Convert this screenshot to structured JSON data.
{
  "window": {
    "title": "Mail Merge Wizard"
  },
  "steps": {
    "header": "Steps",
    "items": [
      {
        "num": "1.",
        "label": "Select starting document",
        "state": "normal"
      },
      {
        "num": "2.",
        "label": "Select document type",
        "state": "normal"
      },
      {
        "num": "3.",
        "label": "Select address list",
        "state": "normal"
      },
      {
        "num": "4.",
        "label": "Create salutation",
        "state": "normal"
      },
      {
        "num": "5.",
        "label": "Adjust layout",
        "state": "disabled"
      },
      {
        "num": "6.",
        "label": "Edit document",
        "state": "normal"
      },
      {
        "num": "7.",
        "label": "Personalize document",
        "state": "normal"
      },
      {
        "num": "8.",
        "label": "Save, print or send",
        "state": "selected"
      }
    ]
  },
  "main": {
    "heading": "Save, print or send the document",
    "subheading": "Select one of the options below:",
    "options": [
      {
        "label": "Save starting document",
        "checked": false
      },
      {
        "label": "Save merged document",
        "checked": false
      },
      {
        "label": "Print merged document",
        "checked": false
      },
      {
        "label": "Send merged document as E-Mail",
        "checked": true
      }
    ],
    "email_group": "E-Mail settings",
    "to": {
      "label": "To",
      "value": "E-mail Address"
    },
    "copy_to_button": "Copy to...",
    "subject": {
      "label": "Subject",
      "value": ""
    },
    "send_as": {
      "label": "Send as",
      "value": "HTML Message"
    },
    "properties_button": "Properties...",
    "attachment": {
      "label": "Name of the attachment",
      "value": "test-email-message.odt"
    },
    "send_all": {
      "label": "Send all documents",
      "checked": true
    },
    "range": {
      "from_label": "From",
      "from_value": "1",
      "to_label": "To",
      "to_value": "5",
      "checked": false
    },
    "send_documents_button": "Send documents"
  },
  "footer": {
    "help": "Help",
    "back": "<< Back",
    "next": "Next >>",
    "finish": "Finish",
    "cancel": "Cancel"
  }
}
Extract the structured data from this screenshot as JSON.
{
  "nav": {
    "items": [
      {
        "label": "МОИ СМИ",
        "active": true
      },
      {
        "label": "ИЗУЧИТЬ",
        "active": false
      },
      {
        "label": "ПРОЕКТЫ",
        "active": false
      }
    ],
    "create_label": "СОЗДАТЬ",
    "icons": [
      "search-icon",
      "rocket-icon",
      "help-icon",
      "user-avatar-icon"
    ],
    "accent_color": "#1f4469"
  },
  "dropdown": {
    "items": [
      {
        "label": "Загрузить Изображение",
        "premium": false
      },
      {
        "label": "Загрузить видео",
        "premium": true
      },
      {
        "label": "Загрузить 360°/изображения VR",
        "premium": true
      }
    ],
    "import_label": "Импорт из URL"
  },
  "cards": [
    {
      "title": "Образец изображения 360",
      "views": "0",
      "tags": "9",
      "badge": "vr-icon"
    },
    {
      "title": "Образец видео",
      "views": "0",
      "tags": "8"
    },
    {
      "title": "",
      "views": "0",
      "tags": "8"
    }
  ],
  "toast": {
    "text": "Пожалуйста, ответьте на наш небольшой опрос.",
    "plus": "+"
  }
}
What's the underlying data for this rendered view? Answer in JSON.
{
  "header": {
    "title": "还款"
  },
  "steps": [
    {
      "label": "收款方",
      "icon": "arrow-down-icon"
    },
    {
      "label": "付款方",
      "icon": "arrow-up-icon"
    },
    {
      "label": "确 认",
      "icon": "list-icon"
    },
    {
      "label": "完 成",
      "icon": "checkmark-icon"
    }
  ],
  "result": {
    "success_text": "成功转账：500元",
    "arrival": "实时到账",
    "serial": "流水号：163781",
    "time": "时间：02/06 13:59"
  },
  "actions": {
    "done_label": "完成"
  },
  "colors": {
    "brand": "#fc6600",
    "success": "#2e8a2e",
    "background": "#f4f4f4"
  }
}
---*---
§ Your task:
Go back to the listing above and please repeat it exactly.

§ Answer area:
Convert this screenshot to structured JSON data.
{
  "window": {
    "title": "Mail Merge Wizard"
  },
  "steps": {
    "header": "Steps",
    "items": [
      {
        "num": "1.",
        "label": "Select starting document",
        "state": "normal"
      },
      {
        "num": "2.",
        "label": "Select document type",
        "state": "normal"
      },
      {
        "num": "3.",
        "label": "Select address list",
        "state": "normal"
      },
      {
        "num": "4.",
        "label": "Create salutation",
        "state": "normal"
      },
      {
        "num": "5.",
        "label": "Adjust layout",
        "state": "disabled"
      },
      {
        "num": "6.",
        "label": "Edit document",
        "state": "normal"
      },
      {
        "num": "7.",
        "label": "Personalize document",
        "state": "normal"
      },
      {
        "num": "8.",
        "label": "Save, print or send",
        "state": "selected"
      }
    ]
  },
  "main": {
    "heading": "Save, print or send the document",
    "subheading": "Select one of the options below:",
    "options": [
      {
        "label": "Save starting document",
        "checked": false
      },
      {
        "label": "Save merged document",
        "checked": false
      },
      {
        "label": "Print merged document",
        "checked": false
      },
      {
        "label": "Send merged document as E-Mail",
        "checked": true
      }
    ],
    "email_group": "E-Mail settings",
    "to": {
      "label": "To",
      "value": "E-mail Address"
    },
    "copy_to_button": "Copy to...",
    "subject": {
      "label": "Subject",
      "value": ""
    },
    "send_as": {
      "label": "Send as",
      "value": "HTML Message"
    },
    "properties_button": "Properties...",
    "attachment": {
      "label": "Name of the attachment",
      "value": "test-email-message.odt"
    },
    "send_all": {
      "label": "Send all documents",
      "checked": true
    },
    "range": {
      "from_label": "From",
      "from_value": "1",
      "to_label": "To",
      "to_value": "5",
      "checked": false
    },
    "send_documents_button": "Send documents"
  },
  "footer": {
    "help": "Help",
    "back": "<< Back",
    "next": "Next >>",
    "finish": "Finish",
    "cancel": "Cancel"
  }
}
Extract the structured data from this screenshot as JSON.
{
  "nav": {
    "items": [
      {
        "label": "МОИ СМИ",
        "active": true
      },
      {
        "label": "ИЗУЧИТЬ",
        "active": false
      },
      {
        "label": "ПРОЕКТЫ",
        "active": false
      }
    ],
    "create_label": "СОЗДАТЬ",
    "icons": [
      "search-icon",
      "rocket-icon",
      "help-icon",
      "user-avatar-icon"
    ],
    "accent_color": "#1f4469"
  },
  "dropdown": {
    "items": [
      {
        "label": "Загрузить Изображение",
        "premium": false
      },
      {
        "label": "Загрузить видео",
        "premium": true
      },
      {
        "label": "Загрузить 360°/изображения VR",
        "premium": true
      }
    ],
    "import_label": "Импорт из URL"
  },
  "cards": [
    {
      "title": "Образец изображения 360",
      "views": "0",
      "tags": "9",
      "badge": "vr-icon"
    },
    {
      "title": "Образец видео",
      "views": "0",
      "tags": "8"
    },
    {
      "title": "",
      "views": "0",
      "tags": "8"
    }
  ],
  "toast": {
    "text": "Пожалуйста, ответьте на наш небольшой опрос.",
    "plus": "+"
  }
}
What's the underlying data for this rendered view? Answer in JSON.
{
  "header": {
    "title": "还款"
  },
  "steps": [
    {
      "label": "收款方",
      "icon": "arrow-down-icon"
    },
    {
      "label": "付款方",
      "icon": "arrow-up-icon"
    },
    {
      "label": "确 认",
      "icon": "list-icon"
    },
    {
      "label": "完 成",
      "icon": "checkmark-icon"
    }
  ],
  "result": {
    "success_text": "成功转账：500元",
    "arrival": "实时到账",
    "serial": "流水号：163781",
    "time": "时间：02/06 13:59"
  },
  "actions": {
    "done_label": "完成"
  },
  "colors": {
    "brand": "#fc6600",
    "success": "#2e8a2e",
    "background": "#f4f4f4"
  }
}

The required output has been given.